US6349961 *Jun 15, 1999Feb 26, 2002Jumbo Snowboards, LlpComposite molded snowboard with metal edges
US6663137Jun 20, 2002Dec 16, 2003Karlsen JoergenSnowboard
US6857653 *Oct 31, 2002Feb 22, 2005Anton F. WilsonGliding skis
US6955236 *Jun 21, 2002Oct 18, 2005Starting Line Products, Inc.Snowmobile ski
US7073810Jun 25, 2003Jul 11, 2006Wilson Anton FSki with tunnel and enhanced edges
US7131660 *Oct 15, 2003Nov 7, 2006Thomas Frederick HaferIce carver ski
US7281729Jan 18, 2005Oct 16, 2007Wilson Anton FGliding skis
US7311165Oct 17, 2005Dec 25, 2007Starting Line Products, Inc.Snowmobile ski
US7311166Jan 30, 2006Dec 25, 2007Starting Line Products, Inc.Snowmobile ski

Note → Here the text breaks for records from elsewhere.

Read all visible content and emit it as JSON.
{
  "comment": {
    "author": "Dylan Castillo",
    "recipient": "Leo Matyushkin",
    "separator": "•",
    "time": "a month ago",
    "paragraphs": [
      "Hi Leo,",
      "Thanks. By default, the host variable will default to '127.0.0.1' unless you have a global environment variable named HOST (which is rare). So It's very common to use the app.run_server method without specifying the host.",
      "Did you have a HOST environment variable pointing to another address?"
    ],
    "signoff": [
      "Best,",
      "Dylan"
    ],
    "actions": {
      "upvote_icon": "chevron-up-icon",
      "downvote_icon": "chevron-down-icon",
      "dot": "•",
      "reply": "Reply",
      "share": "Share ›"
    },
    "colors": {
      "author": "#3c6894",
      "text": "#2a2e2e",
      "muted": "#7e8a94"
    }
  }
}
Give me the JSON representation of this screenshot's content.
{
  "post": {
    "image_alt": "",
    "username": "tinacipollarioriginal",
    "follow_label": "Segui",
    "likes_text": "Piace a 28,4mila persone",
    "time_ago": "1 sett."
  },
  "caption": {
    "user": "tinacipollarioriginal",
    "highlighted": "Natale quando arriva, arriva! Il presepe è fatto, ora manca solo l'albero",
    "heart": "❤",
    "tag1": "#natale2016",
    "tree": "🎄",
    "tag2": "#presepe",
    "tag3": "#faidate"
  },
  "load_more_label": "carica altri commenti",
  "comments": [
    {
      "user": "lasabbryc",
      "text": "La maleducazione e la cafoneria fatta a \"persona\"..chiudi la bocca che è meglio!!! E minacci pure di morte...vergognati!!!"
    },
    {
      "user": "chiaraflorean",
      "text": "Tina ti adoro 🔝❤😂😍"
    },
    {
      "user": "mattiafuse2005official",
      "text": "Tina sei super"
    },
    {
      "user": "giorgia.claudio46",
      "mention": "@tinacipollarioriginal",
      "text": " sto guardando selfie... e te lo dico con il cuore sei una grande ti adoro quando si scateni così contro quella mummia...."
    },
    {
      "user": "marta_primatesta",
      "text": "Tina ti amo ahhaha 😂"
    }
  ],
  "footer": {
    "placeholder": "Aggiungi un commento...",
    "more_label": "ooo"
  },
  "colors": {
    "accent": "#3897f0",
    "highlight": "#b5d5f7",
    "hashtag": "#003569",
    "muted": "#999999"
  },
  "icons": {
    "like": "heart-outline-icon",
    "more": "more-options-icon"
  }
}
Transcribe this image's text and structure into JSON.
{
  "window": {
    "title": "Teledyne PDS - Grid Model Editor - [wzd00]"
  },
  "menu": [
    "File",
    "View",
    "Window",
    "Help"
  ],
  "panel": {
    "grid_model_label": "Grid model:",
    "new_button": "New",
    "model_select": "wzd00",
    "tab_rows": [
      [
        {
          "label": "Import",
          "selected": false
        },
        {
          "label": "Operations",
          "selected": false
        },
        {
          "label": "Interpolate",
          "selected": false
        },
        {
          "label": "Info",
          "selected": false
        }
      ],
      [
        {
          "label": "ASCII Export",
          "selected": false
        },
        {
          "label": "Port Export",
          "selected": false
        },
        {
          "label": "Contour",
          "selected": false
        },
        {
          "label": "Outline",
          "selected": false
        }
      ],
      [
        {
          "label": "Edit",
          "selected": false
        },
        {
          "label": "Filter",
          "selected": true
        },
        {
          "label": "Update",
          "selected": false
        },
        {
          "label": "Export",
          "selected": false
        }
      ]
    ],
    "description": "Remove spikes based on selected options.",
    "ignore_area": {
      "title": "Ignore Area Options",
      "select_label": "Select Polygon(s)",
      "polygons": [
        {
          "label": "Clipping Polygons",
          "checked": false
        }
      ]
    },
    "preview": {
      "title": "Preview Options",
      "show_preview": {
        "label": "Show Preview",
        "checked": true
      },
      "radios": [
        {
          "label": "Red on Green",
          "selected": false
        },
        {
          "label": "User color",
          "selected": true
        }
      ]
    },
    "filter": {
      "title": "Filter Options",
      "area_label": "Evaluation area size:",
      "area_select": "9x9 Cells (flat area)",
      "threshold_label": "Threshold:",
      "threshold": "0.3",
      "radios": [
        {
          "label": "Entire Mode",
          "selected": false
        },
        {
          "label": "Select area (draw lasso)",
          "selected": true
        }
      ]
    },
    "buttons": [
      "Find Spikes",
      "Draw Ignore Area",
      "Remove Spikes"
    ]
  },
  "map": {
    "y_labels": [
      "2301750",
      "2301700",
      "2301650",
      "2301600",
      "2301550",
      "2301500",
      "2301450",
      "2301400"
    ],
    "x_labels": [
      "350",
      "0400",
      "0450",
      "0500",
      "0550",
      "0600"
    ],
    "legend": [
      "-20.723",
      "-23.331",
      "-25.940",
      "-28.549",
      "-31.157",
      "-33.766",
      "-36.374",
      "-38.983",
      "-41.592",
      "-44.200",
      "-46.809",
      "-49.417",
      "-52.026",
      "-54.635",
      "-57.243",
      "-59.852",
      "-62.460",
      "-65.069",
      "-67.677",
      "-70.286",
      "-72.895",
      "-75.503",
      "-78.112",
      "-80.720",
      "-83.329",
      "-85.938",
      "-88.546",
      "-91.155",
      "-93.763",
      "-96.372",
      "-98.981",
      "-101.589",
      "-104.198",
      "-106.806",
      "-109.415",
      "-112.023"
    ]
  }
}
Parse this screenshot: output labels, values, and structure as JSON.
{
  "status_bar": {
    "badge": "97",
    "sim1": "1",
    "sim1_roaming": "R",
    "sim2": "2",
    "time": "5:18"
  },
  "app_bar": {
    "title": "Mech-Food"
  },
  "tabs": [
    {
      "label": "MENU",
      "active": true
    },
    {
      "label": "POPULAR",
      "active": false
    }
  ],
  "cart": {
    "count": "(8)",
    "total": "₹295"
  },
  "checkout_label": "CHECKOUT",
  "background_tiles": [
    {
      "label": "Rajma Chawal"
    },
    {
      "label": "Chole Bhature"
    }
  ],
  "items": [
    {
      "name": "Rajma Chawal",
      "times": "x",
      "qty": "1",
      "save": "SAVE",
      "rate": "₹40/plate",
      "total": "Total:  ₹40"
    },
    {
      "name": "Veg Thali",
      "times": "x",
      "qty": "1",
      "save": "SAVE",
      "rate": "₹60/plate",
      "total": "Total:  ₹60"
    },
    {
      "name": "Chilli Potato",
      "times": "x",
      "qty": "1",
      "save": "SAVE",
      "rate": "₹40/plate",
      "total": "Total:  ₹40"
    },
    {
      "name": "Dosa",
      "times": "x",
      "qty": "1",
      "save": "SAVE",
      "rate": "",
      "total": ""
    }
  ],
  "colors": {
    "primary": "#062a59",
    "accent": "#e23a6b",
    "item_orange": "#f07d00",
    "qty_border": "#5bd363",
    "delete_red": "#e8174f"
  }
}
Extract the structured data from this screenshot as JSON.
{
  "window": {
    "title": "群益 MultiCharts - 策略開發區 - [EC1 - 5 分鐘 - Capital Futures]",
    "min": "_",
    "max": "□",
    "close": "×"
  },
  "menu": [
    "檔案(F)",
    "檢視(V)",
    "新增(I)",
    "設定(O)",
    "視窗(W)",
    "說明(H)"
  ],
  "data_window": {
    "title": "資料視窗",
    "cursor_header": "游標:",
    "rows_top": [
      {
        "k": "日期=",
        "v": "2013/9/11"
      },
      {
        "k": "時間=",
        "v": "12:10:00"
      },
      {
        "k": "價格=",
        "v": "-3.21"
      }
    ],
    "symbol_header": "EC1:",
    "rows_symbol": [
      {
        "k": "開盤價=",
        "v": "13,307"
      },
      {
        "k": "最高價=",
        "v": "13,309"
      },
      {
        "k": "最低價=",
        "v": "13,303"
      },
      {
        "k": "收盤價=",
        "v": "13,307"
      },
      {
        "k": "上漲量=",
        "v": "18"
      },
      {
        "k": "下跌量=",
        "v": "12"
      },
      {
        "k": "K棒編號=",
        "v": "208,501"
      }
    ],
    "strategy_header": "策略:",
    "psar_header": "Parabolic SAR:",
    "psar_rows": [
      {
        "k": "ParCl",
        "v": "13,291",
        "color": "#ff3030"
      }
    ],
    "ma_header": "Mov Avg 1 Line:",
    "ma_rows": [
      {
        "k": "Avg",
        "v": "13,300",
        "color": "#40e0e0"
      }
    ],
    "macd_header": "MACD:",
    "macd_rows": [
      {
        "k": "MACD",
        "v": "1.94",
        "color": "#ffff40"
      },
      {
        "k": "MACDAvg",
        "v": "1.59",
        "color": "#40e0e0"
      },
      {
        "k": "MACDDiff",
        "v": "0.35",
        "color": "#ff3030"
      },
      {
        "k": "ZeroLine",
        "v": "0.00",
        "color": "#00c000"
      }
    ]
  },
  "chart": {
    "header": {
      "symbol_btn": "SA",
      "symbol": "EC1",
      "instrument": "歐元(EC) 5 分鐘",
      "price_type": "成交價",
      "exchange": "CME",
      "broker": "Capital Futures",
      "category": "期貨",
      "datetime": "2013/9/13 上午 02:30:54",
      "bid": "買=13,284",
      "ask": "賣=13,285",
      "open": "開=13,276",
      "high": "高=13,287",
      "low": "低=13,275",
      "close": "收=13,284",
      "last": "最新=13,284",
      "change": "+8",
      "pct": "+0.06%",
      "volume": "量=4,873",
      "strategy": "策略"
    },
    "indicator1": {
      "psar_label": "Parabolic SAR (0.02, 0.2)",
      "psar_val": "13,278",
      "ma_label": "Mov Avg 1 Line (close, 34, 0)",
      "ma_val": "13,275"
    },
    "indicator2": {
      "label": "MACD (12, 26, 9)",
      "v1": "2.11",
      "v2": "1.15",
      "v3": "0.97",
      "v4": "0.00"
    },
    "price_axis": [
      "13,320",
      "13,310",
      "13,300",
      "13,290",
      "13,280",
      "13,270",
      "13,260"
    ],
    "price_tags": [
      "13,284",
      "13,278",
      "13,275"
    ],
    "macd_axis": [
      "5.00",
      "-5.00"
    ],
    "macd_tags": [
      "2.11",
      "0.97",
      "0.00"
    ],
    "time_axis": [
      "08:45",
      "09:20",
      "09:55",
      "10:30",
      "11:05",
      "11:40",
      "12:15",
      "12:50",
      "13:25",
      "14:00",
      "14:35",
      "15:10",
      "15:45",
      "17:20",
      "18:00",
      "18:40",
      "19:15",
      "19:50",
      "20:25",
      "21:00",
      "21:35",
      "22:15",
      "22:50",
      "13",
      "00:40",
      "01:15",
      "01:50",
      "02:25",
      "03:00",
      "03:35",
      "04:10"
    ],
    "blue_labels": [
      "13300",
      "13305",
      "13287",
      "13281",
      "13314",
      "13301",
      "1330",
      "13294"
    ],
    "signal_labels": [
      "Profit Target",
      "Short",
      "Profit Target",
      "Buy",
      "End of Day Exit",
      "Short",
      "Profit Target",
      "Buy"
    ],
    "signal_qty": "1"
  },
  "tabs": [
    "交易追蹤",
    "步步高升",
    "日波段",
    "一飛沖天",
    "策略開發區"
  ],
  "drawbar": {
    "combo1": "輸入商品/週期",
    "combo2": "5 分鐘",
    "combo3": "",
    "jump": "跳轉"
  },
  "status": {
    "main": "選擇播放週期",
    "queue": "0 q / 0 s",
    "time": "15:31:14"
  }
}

US7487975Oct 25, 2006Feb 10, 2009Pryputniewicz Nicholas DQuad parabolic snowmobile ski
US7841089Dec 21, 2007Nov 30, 2010Starting Line Products, Inc.Methods of manufacturing snowmobile skis
US7914013 *Jan 12, 2006Mar 29, 2011Hiturn AsSnowboard for rails
US20120292886 *Dec 17, 2010Nov 22, 2012Ulf Morgan FribergEdges for skis, snowboards and ice skates
WO1995013119A1 *Nov 14, 1994May 18, 1995Mark D VanceDouble-edged snowboard
WO1995021662A1 *Feb 13, 1995Aug 17, 1995Joergen KarlsenAn alpine pair ski
WO2002085472A1 *Apr 17, 2002Oct 31, 2002Park Way Co LtdSnow board, ski and upper edge fixing metal
WO2006075919A1 *Jan 12, 2006Jul 20, 2006Hiturn AsSnowboard for rails
WO2012171667A1 *Jan 20, 2012Dec 20, 2012Veljo StruclSports device, for example a ski, a snowboard or the like
Classifications
U.S. Classification280/608, D21/766, 280/609
International ClassificationA63C5/048
Cooperative ClassificationA63C5/0485
European ClassificationA63C5/048B
Legal Events
DateCodeEventDescription
Sep 15, 1998FPExpired due to failure to pay maintenance fee
Effective date: 19980419
Apr 19, 1998LAPSLapse for failure to pay maintenance fees